EXCERPTED RECORDS Start Marker

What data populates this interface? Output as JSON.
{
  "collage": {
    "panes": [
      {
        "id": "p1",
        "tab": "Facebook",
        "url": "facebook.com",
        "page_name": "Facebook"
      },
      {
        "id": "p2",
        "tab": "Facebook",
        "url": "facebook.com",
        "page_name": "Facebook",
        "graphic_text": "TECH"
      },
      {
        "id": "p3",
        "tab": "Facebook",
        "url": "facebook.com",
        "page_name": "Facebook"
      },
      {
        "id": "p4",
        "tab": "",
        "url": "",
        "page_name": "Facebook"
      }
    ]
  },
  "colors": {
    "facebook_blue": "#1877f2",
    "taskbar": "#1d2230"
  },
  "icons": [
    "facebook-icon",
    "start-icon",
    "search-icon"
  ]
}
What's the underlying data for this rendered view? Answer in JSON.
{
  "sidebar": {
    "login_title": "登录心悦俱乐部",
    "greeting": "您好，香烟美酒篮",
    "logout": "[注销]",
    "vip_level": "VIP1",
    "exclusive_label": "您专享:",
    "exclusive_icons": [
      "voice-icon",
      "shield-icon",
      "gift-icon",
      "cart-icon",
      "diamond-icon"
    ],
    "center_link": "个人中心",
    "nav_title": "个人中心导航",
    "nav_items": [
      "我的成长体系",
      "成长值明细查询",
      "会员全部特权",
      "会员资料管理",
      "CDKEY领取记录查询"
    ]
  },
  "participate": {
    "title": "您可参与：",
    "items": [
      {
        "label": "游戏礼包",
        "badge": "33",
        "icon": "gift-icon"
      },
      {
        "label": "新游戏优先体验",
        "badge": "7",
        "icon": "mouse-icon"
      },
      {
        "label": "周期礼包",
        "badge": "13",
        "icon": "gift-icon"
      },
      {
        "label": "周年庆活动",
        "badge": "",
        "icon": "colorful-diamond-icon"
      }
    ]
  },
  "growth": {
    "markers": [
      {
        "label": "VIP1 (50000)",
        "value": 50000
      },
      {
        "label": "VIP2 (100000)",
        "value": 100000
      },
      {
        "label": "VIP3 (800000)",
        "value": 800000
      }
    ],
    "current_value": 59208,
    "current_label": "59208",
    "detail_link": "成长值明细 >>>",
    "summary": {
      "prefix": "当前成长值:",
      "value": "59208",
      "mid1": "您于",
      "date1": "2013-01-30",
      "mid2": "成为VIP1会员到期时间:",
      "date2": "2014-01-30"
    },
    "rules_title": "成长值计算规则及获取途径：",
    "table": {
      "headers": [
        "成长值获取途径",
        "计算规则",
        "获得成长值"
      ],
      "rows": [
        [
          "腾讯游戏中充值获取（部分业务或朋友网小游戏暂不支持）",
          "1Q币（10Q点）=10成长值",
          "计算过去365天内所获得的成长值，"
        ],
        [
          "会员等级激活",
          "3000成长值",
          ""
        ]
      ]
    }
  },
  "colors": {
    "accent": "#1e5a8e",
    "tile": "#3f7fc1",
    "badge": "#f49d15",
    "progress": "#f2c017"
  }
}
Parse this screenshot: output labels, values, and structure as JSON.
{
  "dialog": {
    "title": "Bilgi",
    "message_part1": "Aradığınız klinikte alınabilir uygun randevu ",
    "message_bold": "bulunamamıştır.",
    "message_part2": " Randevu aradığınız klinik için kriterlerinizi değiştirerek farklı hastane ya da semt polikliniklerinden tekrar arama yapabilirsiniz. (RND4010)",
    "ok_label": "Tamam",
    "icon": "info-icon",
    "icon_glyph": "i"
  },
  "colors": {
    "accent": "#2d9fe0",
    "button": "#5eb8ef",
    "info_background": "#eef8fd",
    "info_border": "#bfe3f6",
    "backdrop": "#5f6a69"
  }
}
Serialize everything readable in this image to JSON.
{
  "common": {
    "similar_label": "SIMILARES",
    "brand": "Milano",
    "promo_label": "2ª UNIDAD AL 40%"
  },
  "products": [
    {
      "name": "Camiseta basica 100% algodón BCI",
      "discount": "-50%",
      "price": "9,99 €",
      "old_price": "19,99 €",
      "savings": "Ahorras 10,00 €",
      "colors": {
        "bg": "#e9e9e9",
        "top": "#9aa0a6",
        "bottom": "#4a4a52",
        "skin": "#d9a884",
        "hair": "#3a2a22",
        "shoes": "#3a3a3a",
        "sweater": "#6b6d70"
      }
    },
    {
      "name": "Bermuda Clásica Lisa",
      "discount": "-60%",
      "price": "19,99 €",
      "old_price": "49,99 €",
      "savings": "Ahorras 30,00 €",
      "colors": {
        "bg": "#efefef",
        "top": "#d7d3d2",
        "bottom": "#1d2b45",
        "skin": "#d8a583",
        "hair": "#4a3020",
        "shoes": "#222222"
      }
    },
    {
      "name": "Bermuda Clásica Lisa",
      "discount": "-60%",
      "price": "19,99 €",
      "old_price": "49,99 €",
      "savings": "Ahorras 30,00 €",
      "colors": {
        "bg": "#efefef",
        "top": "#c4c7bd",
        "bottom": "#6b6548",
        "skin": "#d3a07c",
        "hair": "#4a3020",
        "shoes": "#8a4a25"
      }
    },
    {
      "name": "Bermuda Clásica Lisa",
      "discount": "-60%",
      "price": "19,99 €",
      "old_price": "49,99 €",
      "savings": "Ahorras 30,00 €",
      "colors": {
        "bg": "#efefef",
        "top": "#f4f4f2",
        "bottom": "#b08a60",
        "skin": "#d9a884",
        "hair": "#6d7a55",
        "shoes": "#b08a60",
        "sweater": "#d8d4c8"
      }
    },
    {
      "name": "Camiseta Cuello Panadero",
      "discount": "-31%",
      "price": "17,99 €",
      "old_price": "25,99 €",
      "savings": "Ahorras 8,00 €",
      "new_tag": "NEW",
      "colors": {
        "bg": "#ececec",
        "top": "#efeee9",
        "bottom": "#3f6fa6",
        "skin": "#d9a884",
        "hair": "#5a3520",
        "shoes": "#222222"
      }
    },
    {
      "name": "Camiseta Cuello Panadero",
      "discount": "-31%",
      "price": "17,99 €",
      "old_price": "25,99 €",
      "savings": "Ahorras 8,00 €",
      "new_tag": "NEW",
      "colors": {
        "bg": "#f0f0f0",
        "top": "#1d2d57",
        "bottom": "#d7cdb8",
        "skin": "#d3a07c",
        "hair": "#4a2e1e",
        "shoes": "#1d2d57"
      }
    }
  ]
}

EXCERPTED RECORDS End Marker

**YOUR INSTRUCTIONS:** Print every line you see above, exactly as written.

**SOLUTION:**
What data populates this interface? Output as JSON.
{
  "collage": {
    "panes": [
      {
        "id": "p1",
        "tab": "Facebook",
        "url": "facebook.com",
        "page_name": "Facebook"
      },
      {
        "id": "p2",
        "tab": "Facebook",
        "url": "facebook.com",
        "page_name": "Facebook",
        "graphic_text": "TECH"
      },
      {
        "id": "p3",
        "tab": "Facebook",
        "url": "facebook.com",
        "page_name": "Facebook"
      },
      {
        "id": "p4",
        "tab": "",
        "url": "",
        "page_name": "Facebook"
      }
    ]
  },
  "colors": {
    "facebook_blue": "#1877f2",
    "taskbar": "#1d2230"
  },
  "icons": [
    "facebook-icon",
    "start-icon",
    "search-icon"
  ]
}
What's the underlying data for this rendered view? Answer in JSON.
{
  "sidebar": {
    "login_title": "登录心悦俱乐部",
    "greeting": "您好，香烟美酒篮",
    "logout": "[注销]",
    "vip_level": "VIP1",
    "exclusive_label": "您专享:",
    "exclusive_icons": [
      "voice-icon",
      "shield-icon",
      "gift-icon",
      "cart-icon",
      "diamond-icon"
    ],
    "center_link": "个人中心",
    "nav_title": "个人中心导航",
    "nav_items": [
      "我的成长体系",
      "成长值明细查询",
      "会员全部特权",
      "会员资料管理",
      "CDKEY领取记录查询"
    ]
  },
  "participate": {
    "title": "您可参与：",
    "items": [
      {
        "label": "游戏礼包",
        "badge": "33",
        "icon": "gift-icon"
      },
      {
        "label": "新游戏优先体验",
        "badge": "7",
        "icon": "mouse-icon"
      },
      {
        "label": "周期礼包",
        "badge": "13",
        "icon": "gift-icon"
      },
      {
        "label": "周年庆活动",
        "badge": "",
        "icon": "colorful-diamond-icon"
      }
    ]
  },
  "growth": {
    "markers": [
      {
        "label": "VIP1 (50000)",
        "value": 50000
      },
      {
        "label": "VIP2 (100000)",
        "value": 100000
      },
      {
        "label": "VIP3 (800000)",
        "value": 800000
      }
    ],
    "current_value": 59208,
    "current_label": "59208",
    "detail_link": "成长值明细 >>>",
    "summary": {
      "prefix": "当前成长值:",
      "value": "59208",
      "mid1": "您于",
      "date1": "2013-01-30",
      "mid2": "成为VIP1会员到期时间:",
      "date2": "2014-01-30"
    },
    "rules_title": "成长值计算规则及获取途径：",
    "table": {
      "headers": [
        "成长值获取途径",
        "计算规则",
        "获得成长值"
      ],
      "rows": [
        [
          "腾讯游戏中充值获取（部分业务或朋友网小游戏暂不支持）",
          "1Q币（10Q点）=10成长值",
          "计算过去365天内所获得的成长值，"
        ],
        [
          "会员等级激活",
          "3000成长值",
          ""
        ]
      ]
    }
  },
  "colors": {
    "accent": "#1e5a8e",
    "tile": "#3f7fc1",
    "badge": "#f49d15",
    "progress": "#f2c017"
  }
}
Parse this screenshot: output labels, values, and structure as JSON.
{
  "dialog": {
    "title": "Bilgi",
    "message_part1": "Aradığınız klinikte alınabilir uygun randevu ",
    "message_bold": "bulunamamıştır.",
    "message_part2": " Randevu aradığınız klinik için kriterlerinizi değiştirerek farklı hastane ya da semt polikliniklerinden tekrar arama yapabilirsiniz. (RND4010)",
    "ok_label": "Tamam",
    "icon": "info-icon",
    "icon_glyph": "i"
  },
  "colors": {
    "accent": "#2d9fe0",
    "button": "#5eb8ef",
    "info_background": "#eef8fd",
    "info_border": "#bfe3f6",
    "backdrop": "#5f6a69"
  }
}
Serialize everything readable in this image to JSON.
{
  "common": {
    "similar_label": "SIMILARES",
    "brand": "Milano",
    "promo_label": "2ª UNIDAD AL 40%"
  },
  "products": [
    {
      "name": "Camiseta basica 100% algodón BCI",
      "discount": "-50%",
      "price": "9,99 €",
      "old_price": "19,99 €",
      "savings": "Ahorras 10,00 €",
      "colors": {
        "bg": "#e9e9e9",
        "top": "#9aa0a6",
        "bottom": "#4a4a52",
        "skin": "#d9a884",
        "hair": "#3a2a22",
        "shoes": "#3a3a3a",
        "sweater": "#6b6d70"
      }
    },
    {
      "name": "Bermuda Clásica Lisa",
      "discount": "-60%",
      "price": "19,99 €",
      "old_price": "49,99 €",
      "savings": "Ahorras 30,00 €",
      "colors": {
        "bg": "#efefef",
        "top": "#d7d3d2",
        "bottom": "#1d2b45",
        "skin": "#d8a583",
        "hair": "#4a3020",
        "shoes": "#222222"
      }
    },
    {
      "name": "Bermuda Clásica Lisa",
      "discount": "-60%",
      "price": "19,99 €",
      "old_price": "49,99 €",
      "savings": "Ahorras 30,00 €",
      "colors": {
        "bg": "#efefef",
        "top": "#c4c7bd",
        "bottom": "#6b6548",
        "skin": "#d3a07c",
        "hair": "#4a3020",
        "shoes": "#8a4a25"
      }
    },
    {
      "name": "Bermuda Clásica Lisa",
      "discount": "-60%",
      "price": "19,99 €",
      "old_price": "49,99 €",
      "savings": "Ahorras 30,00 €",
      "colors": {
        "bg": "#efefef",
        "top": "#f4f4f2",
        "bottom": "#b08a60",
        "skin": "#d9a884",
        "hair": "#6d7a55",
        "shoes": "#b08a60",
        "sweater": "#d8d4c8"
      }
    },
    {
      "name": "Camiseta Cuello Panadero",
      "discount": "-31%",
      "price": "17,99 €",
      "old_price": "25,99 €",
      "savings": "Ahorras 8,00 €",
      "new_tag": "NEW",
      "colors": {
        "bg": "#ececec",
        "top": "#efeee9",
        "bottom": "#3f6fa6",
        "skin": "#d9a884",
        "hair": "#5a3520",
        "shoes": "#222222"
      }
    },
    {
      "name": "Camiseta Cuello Panadero",
      "discount": "-31%",
      "price": "17,99 €",
      "old_price": "25,99 €",
      "savings": "Ahorras 8,00 €",
      "new_tag": "NEW",
      "colors": {
        "bg": "#f0f0f0",
        "top": "#1d2d57",
        "bottom": "#d7cdb8",
        "skin": "#d3a07c",
        "hair": "#4a2e1e",
        "shoes": "#1d2d57"
      }
    }
  ]
}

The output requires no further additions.